Free speech would be restricted under Government plans to combat extremism, a senior Conservative MP has warned.
David Davis said proposals for anti-extremism orders “just won’t work”.
His comments were echoed by the Shadow Home Secretary who cautioned that ministers must “proceed with the utmost caution”.
The criticism came ahead of David Cameron launching his Government’s counter-extremism strategy today.
Writing online the Prime Minister said the “extremist narrative needs to be fought every day at the kitchen table, on the university campus, online and on the airwaves”.
The new Counter-Extremism Strategy includes plans for Extremism Disruption Orders (EDOs).
Discussing the Government’s approach this morning, Home Secretary Theresa May came under pressure from the BBC’s John Humphrys about the definition of extremism.
Humphrys – who at one point described a definition used by Theresa May as “dangerously loose” – noted that the former head of MI5 has said Christian street preachers could be caught under the plans.
He also said that Conservative minister Dominic Raab has commented that people debating same-sex marriage could be “slapped down”.
Mrs May insisted that the plans to combat extremism would not stifle freedom of expression, saying free speech “underpins our socety”.
However, she did acknowledge that the Government was taking its time on the legislation in order to avoid “unintended consequences”.

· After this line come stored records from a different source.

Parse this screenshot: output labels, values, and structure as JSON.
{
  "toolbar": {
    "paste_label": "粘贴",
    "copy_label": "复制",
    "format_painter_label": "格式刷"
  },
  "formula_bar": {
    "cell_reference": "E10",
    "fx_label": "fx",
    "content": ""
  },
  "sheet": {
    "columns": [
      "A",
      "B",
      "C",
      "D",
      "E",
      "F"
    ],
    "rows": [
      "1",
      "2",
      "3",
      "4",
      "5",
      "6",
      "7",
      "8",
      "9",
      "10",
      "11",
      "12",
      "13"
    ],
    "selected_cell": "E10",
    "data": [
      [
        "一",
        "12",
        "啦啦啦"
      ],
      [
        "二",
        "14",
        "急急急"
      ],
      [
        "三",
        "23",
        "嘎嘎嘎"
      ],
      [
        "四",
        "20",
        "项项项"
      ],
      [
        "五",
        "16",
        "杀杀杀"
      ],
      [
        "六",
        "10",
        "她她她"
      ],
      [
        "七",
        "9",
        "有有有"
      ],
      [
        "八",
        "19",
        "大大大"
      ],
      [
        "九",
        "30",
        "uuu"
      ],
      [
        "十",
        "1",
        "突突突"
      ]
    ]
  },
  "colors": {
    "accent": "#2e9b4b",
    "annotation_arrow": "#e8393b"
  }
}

David Davis, a former Shadow Home Secretary, cautioned: “The government of the day cannot easily lay down what British values are.
“If you enforce tolerance of other religions you cramp free speech”, he said.
Labour’s Andy Burnham noted that while combating terrorism was a big challenge, “we have a job to ensure that, in this difficult area, the government gets the balance right and doesn’t go beyond that”.
Commenting that ministers should take care to ensure the measures are not “heavy handed”, Burnham added: “The government must proceed with the utmost caution”.